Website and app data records
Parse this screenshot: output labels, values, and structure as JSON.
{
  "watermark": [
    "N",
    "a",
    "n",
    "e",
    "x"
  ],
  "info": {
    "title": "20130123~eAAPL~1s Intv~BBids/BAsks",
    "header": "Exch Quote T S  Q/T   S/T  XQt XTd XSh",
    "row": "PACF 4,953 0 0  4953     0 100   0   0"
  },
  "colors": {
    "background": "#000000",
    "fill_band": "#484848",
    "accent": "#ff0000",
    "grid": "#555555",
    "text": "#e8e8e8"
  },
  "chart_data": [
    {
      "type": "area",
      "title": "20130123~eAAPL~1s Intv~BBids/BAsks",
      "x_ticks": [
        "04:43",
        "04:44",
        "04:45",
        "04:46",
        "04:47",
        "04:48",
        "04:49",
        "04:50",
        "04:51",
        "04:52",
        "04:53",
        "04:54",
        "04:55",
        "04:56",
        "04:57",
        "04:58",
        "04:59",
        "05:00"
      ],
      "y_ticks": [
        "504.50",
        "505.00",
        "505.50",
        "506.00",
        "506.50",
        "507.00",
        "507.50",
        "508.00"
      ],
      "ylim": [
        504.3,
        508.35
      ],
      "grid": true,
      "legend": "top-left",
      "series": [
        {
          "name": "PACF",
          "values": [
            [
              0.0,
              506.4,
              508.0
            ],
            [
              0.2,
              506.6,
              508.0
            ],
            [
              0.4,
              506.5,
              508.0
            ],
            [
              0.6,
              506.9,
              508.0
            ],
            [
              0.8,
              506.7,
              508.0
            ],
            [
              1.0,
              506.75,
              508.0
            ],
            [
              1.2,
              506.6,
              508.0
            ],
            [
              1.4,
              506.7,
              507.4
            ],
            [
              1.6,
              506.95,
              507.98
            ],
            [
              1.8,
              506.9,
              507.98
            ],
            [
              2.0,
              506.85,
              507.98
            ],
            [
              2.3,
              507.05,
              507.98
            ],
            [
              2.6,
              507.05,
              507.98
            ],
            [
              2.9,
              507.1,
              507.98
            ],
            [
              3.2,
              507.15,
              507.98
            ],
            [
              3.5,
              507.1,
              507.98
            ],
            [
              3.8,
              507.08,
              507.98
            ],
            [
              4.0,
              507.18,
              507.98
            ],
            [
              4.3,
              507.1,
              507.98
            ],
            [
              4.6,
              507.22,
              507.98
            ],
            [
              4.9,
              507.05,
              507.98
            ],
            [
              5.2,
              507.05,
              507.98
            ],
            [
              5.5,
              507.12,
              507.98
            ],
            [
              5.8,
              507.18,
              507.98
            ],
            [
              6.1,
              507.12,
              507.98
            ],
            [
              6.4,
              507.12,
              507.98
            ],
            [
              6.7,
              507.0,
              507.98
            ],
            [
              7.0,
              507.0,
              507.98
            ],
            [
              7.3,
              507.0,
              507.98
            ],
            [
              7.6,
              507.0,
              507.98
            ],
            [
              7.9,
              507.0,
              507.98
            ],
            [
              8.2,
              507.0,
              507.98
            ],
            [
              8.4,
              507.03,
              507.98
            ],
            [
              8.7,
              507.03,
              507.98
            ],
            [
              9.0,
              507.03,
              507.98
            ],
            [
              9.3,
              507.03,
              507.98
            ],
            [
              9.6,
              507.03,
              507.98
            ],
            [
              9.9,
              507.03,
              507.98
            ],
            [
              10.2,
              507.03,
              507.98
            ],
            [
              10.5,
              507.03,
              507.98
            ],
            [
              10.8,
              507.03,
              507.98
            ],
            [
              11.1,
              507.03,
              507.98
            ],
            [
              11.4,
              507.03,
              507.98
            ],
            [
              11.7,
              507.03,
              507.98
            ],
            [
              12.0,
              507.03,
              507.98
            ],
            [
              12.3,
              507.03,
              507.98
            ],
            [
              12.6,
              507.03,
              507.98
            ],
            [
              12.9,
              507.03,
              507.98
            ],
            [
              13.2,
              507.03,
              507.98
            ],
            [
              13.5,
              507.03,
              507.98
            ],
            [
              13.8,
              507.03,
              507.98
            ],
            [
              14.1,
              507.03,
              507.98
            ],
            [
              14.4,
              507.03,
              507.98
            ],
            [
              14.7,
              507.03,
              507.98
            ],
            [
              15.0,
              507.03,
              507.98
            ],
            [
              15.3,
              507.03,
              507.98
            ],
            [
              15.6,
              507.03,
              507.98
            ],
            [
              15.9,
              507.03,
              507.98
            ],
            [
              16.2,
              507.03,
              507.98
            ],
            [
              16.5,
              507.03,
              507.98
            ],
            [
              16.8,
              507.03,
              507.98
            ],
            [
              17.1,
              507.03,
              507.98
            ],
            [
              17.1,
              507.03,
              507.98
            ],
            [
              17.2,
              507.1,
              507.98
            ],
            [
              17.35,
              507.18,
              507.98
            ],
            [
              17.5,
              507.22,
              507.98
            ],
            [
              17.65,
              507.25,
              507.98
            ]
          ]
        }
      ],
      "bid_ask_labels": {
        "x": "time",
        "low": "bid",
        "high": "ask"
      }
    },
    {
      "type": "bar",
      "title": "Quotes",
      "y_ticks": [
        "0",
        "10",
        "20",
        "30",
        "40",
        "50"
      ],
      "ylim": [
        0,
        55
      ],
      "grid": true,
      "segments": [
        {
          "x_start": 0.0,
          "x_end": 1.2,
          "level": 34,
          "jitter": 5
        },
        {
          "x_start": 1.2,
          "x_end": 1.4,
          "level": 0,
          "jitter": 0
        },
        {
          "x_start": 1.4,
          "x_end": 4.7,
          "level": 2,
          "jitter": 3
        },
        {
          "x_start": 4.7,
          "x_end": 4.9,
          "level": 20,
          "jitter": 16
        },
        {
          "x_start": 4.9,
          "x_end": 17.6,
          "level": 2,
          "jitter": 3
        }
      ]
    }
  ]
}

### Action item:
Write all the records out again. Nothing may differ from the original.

### Written answer:
Parse this screenshot: output labels, values, and structure as JSON.
{
  "watermark": [
    "N",
    "a",
    "n",
    "e",
    "x"
  ],
  "info": {
    "title": "20130123~eAAPL~1s Intv~BBids/BAsks",
    "header": "Exch Quote T S  Q/T   S/T  XQt XTd XSh",
    "row": "PACF 4,953 0 0  4953     0 100   0   0"
  },
  "colors": {
    "background": "#000000",
    "fill_band": "#484848",
    "accent": "#ff0000",
    "grid": "#555555",
    "text": "#e8e8e8"
  },
  "chart_data": [
    {
      "type": "area",
      "title": "20130123~eAAPL~1s Intv~BBids/BAsks",
      "x_ticks": [
        "04:43",
        "04:44",
        "04:45",
        "04:46",
        "04:47",
        "04:48",
        "04:49",
        "04:50",
        "04:51",
        "04:52",
        "04:53",
        "04:54",
        "04:55",
        "04:56",
        "04:57",
        "04:58",
        "04:59",
        "05:00"
      ],
      "y_ticks": [
        "504.50",
        "505.00",
        "505.50",
        "506.00",
        "506.50",
        "507.00",
        "507.50",
        "508.00"
      ],
      "ylim": [
        504.3,
        508.35
      ],
      "grid": true,
      "legend": "top-left",
      "series": [
        {
          "name": "PACF",
          "values": [
            [
              0.0,
              506.4,
              508.0
            ],
            [
              0.2,
              506.6,
              508.0
            ],
            [
              0.4,
              506.5,
              508.0
            ],
            [
              0.6,
              506.9,
              508.0
            ],
            [
              0.8,
              506.7,
              508.0
            ],
            [
              1.0,
              506.75,
              508.0
            ],
            [
              1.2,
              506.6,
              508.0
            ],
            [
              1.4,
              506.7,
              507.4
            ],
            [
              1.6,
              506.95,
              507.98
            ],
            [
              1.8,
              506.9,
              507.98
            ],
            [
              2.0,
              506.85,
              507.98
            ],
            [
              2.3,
              507.05,
              507.98
            ],
            [
              2.6,
              507.05,
              507.98
            ],
            [
              2.9,
              507.1,
              507.98
            ],
            [
              3.2,
              507.15,
              507.98
            ],
            [
              3.5,
              507.1,
              507.98
            ],
            [
              3.8,
              507.08,
              507.98
            ],
            [
              4.0,
              507.18,
              507.98
            ],
            [
              4.3,
              507.1,
              507.98
            ],
            [
              4.6,
              507.22,
              507.98
            ],
            [
              4.9,
              507.05,
              507.98
            ],
            [
              5.2,
              507.05,
              507.98
            ],
            [
              5.5,
              507.12,
              507.98
            ],
            [
              5.8,
              507.18,
              507.98
            ],
            [
              6.1,
              507.12,
              507.98
            ],
            [
              6.4,
              507.12,
              507.98
            ],
            [
              6.7,
              507.0,
              507.98
            ],
            [
              7.0,
              507.0,
              507.98
            ],
            [
              7.3,
              507.0,
              507.98
            ],
            [
              7.6,
              507.0,
              507.98
            ],
            [
              7.9,
              507.0,
              507.98
            ],
            [
              8.2,
              507.0,
              507.98
            ],
            [
              8.4,
              507.03,
              507.98
            ],
            [
              8.7,
              507.03,
              507.98
            ],
            [
              9.0,
              507.03,
              507.98
            ],
            [
              9.3,
              507.03,
              507.98
            ],
            [
              9.6,
              507.03,
              507.98
            ],
            [
              9.9,
              507.03,
              507.98
            ],
            [
              10.2,
              507.03,
              507.98
            ],
            [
              10.5,
              507.03,
              507.98
            ],
            [
              10.8,
              507.03,
              507.98
            ],
            [
              11.1,
              507.03,
              507.98
            ],
            [
              11.4,
              507.03,
              507.98
            ],
            [
              11.7,
              507.03,
              507.98
            ],
            [
              12.0,
              507.03,
              507.98
            ],
            [
              12.3,
              507.03,
              507.98
            ],
            [
              12.6,
              507.03,
              507.98
            ],
            [
              12.9,
              507.03,
              507.98
            ],
            [
              13.2,
              507.03,
              507.98
            ],
            [
              13.5,
              507.03,
              507.98
            ],
            [
              13.8,
              507.03,
              507.98
            ],
            [
              14.1,
              507.03,
              507.98
            ],
            [
              14.4,
              507.03,
              507.98
            ],
            [
              14.7,
              507.03,
              507.98
            ],
            [
              15.0,
              507.03,
              507.98
            ],
            [
              15.3,
              507.03,
              507.98
            ],
            [
              15.6,
              507.03,
              507.98
            ],
            [
              15.9,
              507.03,
              507.98
            ],
            [
              16.2,
              507.03,
              507.98
            ],
            [
              16.5,
              507.03,
              507.98
            ],
            [
              16.8,
              507.03,
              507.98
            ],
            [
              17.1,
              507.03,
              507.98
            ],
            [
              17.1,
              507.03,
              507.98
            ],
            [
              17.2,
              507.1,
              507.98
            ],
            [
              17.35,
              507.18,
              507.98
            ],
            [
              17.5,
              507.22,
              507.98
            ],
            [
              17.65,
              507.25,
              507.98
            ]
          ]
        }
      ],
      "bid_ask_labels": {
        "x": "time",
        "low": "bid",
        "high": "ask"
      }
    },
    {
      "type": "bar",
      "title": "Quotes",
      "y_ticks": [
        "0",
        "10",
        "20",
        "30",
        "40",
        "50"
      ],
      "ylim": [
        0,
        55
      ],
      "grid": true,
      "segments": [
        {
          "x_start": 0.0,
          "x_end": 1.2,
          "level": 34,
          "jitter": 5
        },
        {
          "x_start": 1.2,
          "x_end": 1.4,
          "level": 0,
          "jitter": 0
        },
        {
          "x_start": 1.4,
          "x_end": 4.7,
          "level": 2,
          "jitter": 3
        },
        {
          "x_start": 4.7,
          "x_end": 4.9,
          "level": 20,
          "jitter": 16
        },
        {
          "x_start": 4.9,
          "x_end": 17.6,
          "level": 2,
          "jitter": 3
        }
      ]
    }
  ]
}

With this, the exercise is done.